So with a first edition book in very fine condition with the dust jacket in good condition (yes, you should grade them individually) and the book itself the first printing in the first state we’ve got a find that any collector would love to see. Yes, it would be better if the jacket were in a little better condition, but at this point you’re in rarified air so you know that the time you spent looking was worth it.


Other Factors – Signatures, Book Club Editions


My first edition of “East of Eden” is worth at least 500 dollars on the market as it stands. But if Steinbeck had signed it we’d be talking about another zero behind that dollar figure at least. A first edition, signed by the author, raised the value considerably. If the book is very sought after, it can make the value skyrocket.

Again, be aware there are forgers out there. If you buy a book in a shop for its signature, make sure the signature is authenticated. You can’t always do that, if for instance you’re looking through an antique shop, but where a book is being sold for the signature the seller should have some authentication of it.

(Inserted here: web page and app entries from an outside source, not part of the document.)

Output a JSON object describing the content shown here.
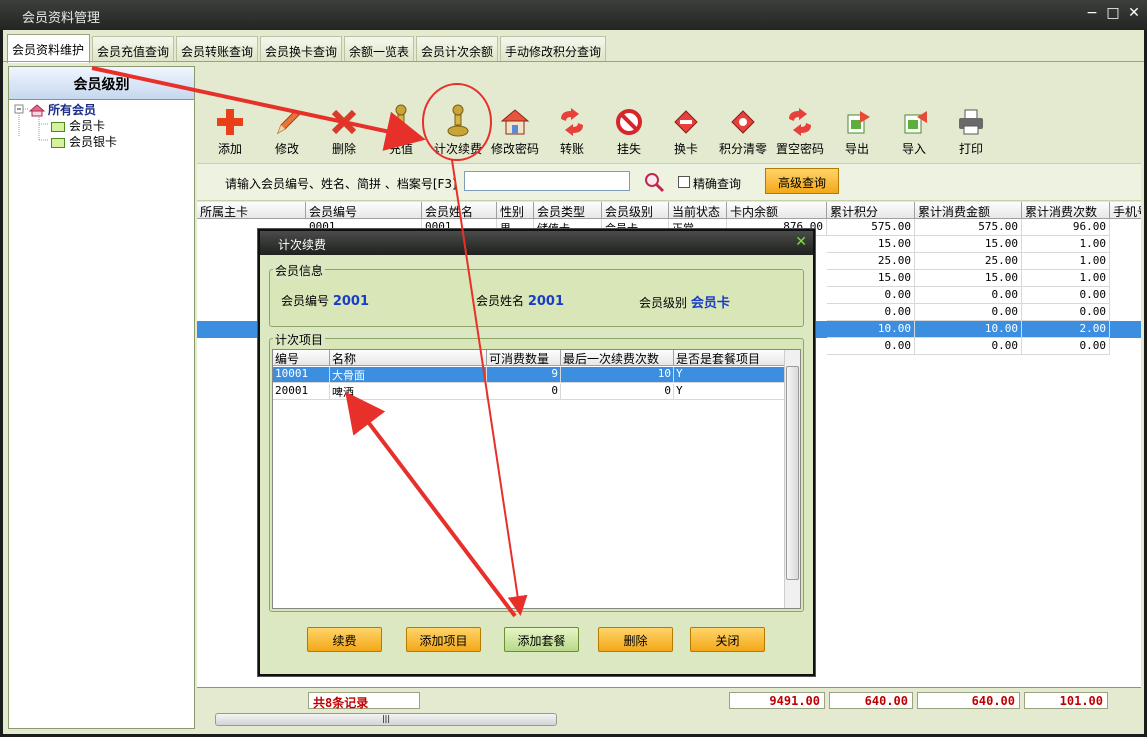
{
  "window": {
    "title": "会员资料管理",
    "controls": [
      "−",
      "□",
      "✕"
    ]
  },
  "tabs": [
    "会员资料维护",
    "会员充值查询",
    "会员转账查询",
    "会员换卡查询",
    "余额一览表",
    "会员计次余额",
    "手动修改积分查询"
  ],
  "sidebar": {
    "header": "会员级别",
    "root": "所有会员",
    "children": [
      "会员卡",
      "会员银卡"
    ]
  },
  "toolbar": [
    "添加",
    "修改",
    "删除",
    "充值",
    "计次续费",
    "修改密码",
    "转账",
    "挂失",
    "换卡",
    "积分清零",
    "置空密码",
    "导出",
    "导入",
    "打印"
  ],
  "search": {
    "label": "请输入会员编号、姓名、简拼 、档案号[F3]",
    "value": "",
    "exact_label": "精确查询",
    "advanced_label": "高级查询"
  },
  "grid": {
    "columns": [
      "所属主卡",
      "会员编号",
      "会员姓名",
      "性别",
      "会员类型",
      "会员级别",
      "当前状态",
      "卡内余额",
      "累计积分",
      "累计消费金额",
      "累计消费次数",
      "手机号"
    ],
    "rows": [
      {
        "points": "575.00",
        "amount": "575.00",
        "count": "96.00"
      },
      {
        "points": "15.00",
        "amount": "15.00",
        "count": "1.00"
      },
      {
        "points": "25.00",
        "amount": "25.00",
        "count": "1.00"
      },
      {
        "points": "15.00",
        "amount": "15.00",
        "count": "1.00"
      },
      {
        "points": "0.00",
        "amount": "0.00",
        "count": "0.00"
      },
      {
        "points": "0.00",
        "amount": "0.00",
        "count": "0.00"
      },
      {
        "points": "10.00",
        "amount": "10.00",
        "count": "2.00"
      },
      {
        "points": "0.00",
        "amount": "0.00",
        "count": "0.00"
      }
    ],
    "first_row_partial": {
      "id": "0001",
      "name": "0001",
      "gender": "男",
      "type": "储值卡",
      "level": "会员卡",
      "status": "正常",
      "balance": "876.00"
    },
    "selected_row": 6
  },
  "footer": {
    "record_count": "共8条记录",
    "total_balance": "9491.00",
    "total_points": "640.00",
    "total_amount": "640.00",
    "total_count": "101.00"
  },
  "dialog": {
    "title": "计次续费",
    "info": {
      "legend": "会员信息",
      "id_label": "会员编号",
      "id": "2001",
      "name_label": "会员姓名",
      "name": "2001",
      "level_label": "会员级别",
      "level": "会员卡"
    },
    "items": {
      "legend": "计次项目",
      "columns": [
        "编号",
        "名称",
        "可消费数量",
        "最后一次续费次数",
        "是否是套餐项目"
      ],
      "rows": [
        {
          "code": "10001",
          "name": "大骨面",
          "qty": "9",
          "last": "10",
          "pkg": "Y"
        },
        {
          "code": "20001",
          "name": "啤酒",
          "qty": "0",
          "last": "0",
          "pkg": "Y"
        }
      ],
      "selected_row": 0
    },
    "buttons": [
      "续费",
      "添加项目",
      "添加套餐",
      "删除",
      "关闭"
    ]
  }
}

Now I’m mentioning Book Club editions to warn the newbies to book collecting. In nearly all cases, Book Club editions are worthless. It’s one of the first things you should check for when you open the book. In the same line, there may be a “special” edition of a book that comes out in the same year as the first edition. I bought one of these early on, a “Lassie Come Home” from 1940 which turned out to be worth about 20 dollars. Again, do your homework.


One Last Factor – Popularity


A very popular or “legendary” book can at times break the mold of everything I’ve said, especially when it comes to first editions. Don’t assume it will, though. However, I’ll give you an example.

I found a 1966 copy of J.R.R. Tolkien’s The Hobbit in very good condition with the dust jacket in good condition. This book is highly collected and studied in its various editions. The 1966 copy, for instance, has the same book cover that the original 1937 book used. However it is the third edition of the book, and the sixteenth impression (or printing) overall.

That said, the book would sell for around a hundred dollars. Why? Because of the book’s own popularity. There are many printings of this book collected, and some of the more recent, including the rare 1987 printing are highly sought after. So popularity can trump age and edition—but not condition.


Go Forth and Seek


Book collecting is an area where the casual collector can start building a good collection early on. If you have several antique and thrift stores, go through them with the knowledge of what makes a book valuable. Always put condition first, no matter what else you see in a book.

In a normal search, I’ll usually go through several hundred books and come away with maybe a half-dozen of value. Of those, I’m fortunate if one or two is a real “find”, though as I pointed out with East Of Eden you’ll find a treasure every now and then. On average, the books I find are worth at least 100 dollars.

Can you do as well? Certainly, if you keep the priorities in mind.